As it turns out, the caching didn't work as intended. The idea behind the caching is the following: You want to lookup a clan XYZ. First you look into the cache, and if you don't find it here, you ask our API. Asking the API does take a few dozen milliseconds.
But what happens, if you have 10 players from the same clan? You should look it up in the cache, and if you don't find it there, you would query it once, right? Well that's what we expected. But since the first API lookup wasn't finished when looking up the clan for 2nd to 10th time, each of these lookups would also ask the API.
Now imagine 2000 users querying the clans for every player with a clan tag (~200?). Boom. Our API and our database are not meant to handle such workloads. It didn't crash, but it slowed down. And it took so much CPU while doing this, that there wasn't much CPU left for the other services. It took the server roundabout 20 minutes to serve all requests and go back to normal.
Once we spotted that bug, it was an easy fix. As it turns out we just needed a
sync=true to particular cases. Problem solved. Why oh why is this not the default? Well, as it turns out this option was added in a later version of our Spring framework and due to backwards compatibility it will always be an opt-in option. Ouchy.
We saw it again: IRC sucks (well we all knew that before right?). But it seems like the IRC configuration change fixed the SendQ exceeded error. Yay, we actually might reduce the CPU usage for our players.
Also we now know that synchronized caching should be the default, at least in the FAF client
Unfortunately it was revealed again that the FAF api can't handle ultra-high workloads.

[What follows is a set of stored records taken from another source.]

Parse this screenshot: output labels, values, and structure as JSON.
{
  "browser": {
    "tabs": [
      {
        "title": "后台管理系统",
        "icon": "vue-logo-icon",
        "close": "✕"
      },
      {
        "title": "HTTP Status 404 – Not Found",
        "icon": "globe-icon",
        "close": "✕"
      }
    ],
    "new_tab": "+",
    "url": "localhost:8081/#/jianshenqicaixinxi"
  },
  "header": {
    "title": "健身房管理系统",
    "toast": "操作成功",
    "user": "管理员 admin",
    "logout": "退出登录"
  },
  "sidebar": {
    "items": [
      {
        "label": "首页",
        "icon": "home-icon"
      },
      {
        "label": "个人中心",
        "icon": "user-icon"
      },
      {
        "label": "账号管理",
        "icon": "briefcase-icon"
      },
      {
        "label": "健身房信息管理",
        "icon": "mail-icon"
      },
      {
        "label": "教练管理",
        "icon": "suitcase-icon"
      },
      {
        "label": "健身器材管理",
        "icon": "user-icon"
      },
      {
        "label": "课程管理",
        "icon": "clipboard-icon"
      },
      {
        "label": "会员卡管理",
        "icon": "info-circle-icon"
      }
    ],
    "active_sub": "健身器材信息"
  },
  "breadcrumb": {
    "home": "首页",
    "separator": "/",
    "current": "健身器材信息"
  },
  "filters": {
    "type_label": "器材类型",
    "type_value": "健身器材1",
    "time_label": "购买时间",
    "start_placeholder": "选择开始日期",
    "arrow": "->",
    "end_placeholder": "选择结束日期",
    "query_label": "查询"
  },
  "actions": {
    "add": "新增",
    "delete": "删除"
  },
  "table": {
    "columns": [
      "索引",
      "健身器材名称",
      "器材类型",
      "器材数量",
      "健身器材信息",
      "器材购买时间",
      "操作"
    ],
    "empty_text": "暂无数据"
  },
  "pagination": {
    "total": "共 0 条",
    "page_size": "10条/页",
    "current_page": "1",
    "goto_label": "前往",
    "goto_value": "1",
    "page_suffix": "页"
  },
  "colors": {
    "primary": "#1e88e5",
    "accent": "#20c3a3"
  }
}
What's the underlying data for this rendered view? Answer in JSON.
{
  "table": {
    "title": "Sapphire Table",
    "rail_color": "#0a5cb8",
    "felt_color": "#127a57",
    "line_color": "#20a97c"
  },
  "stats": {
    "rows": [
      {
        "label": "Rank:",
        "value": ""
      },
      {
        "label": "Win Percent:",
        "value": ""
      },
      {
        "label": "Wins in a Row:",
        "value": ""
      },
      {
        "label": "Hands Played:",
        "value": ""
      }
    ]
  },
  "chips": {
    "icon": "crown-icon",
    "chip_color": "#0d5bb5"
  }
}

Unfortunately limiting the amount of available CPUs in Docker does not work in out setup. Further solutions need to be evaluated (e.g. circuit breakers).
Recap and next steps
So now we know that restarting the IRC server can be a dangerous thing. So would I do it again? Hell yes. I know it sucks for the playerbase if the server is having massive lags due to running into CPU limit. But today we learned so much about what our software architecture is capable and where we have weaknesses.
We can use this to improve it. And we need to. FAF is growing more than I've ever expected. In the last 12 months our average-online-playerbase grew by ~300 users with the latest peak being 2200 users. When we moved to the new server beginning of the year I thought that our new server can handle around 3000 users, but as it turns out there is more to do.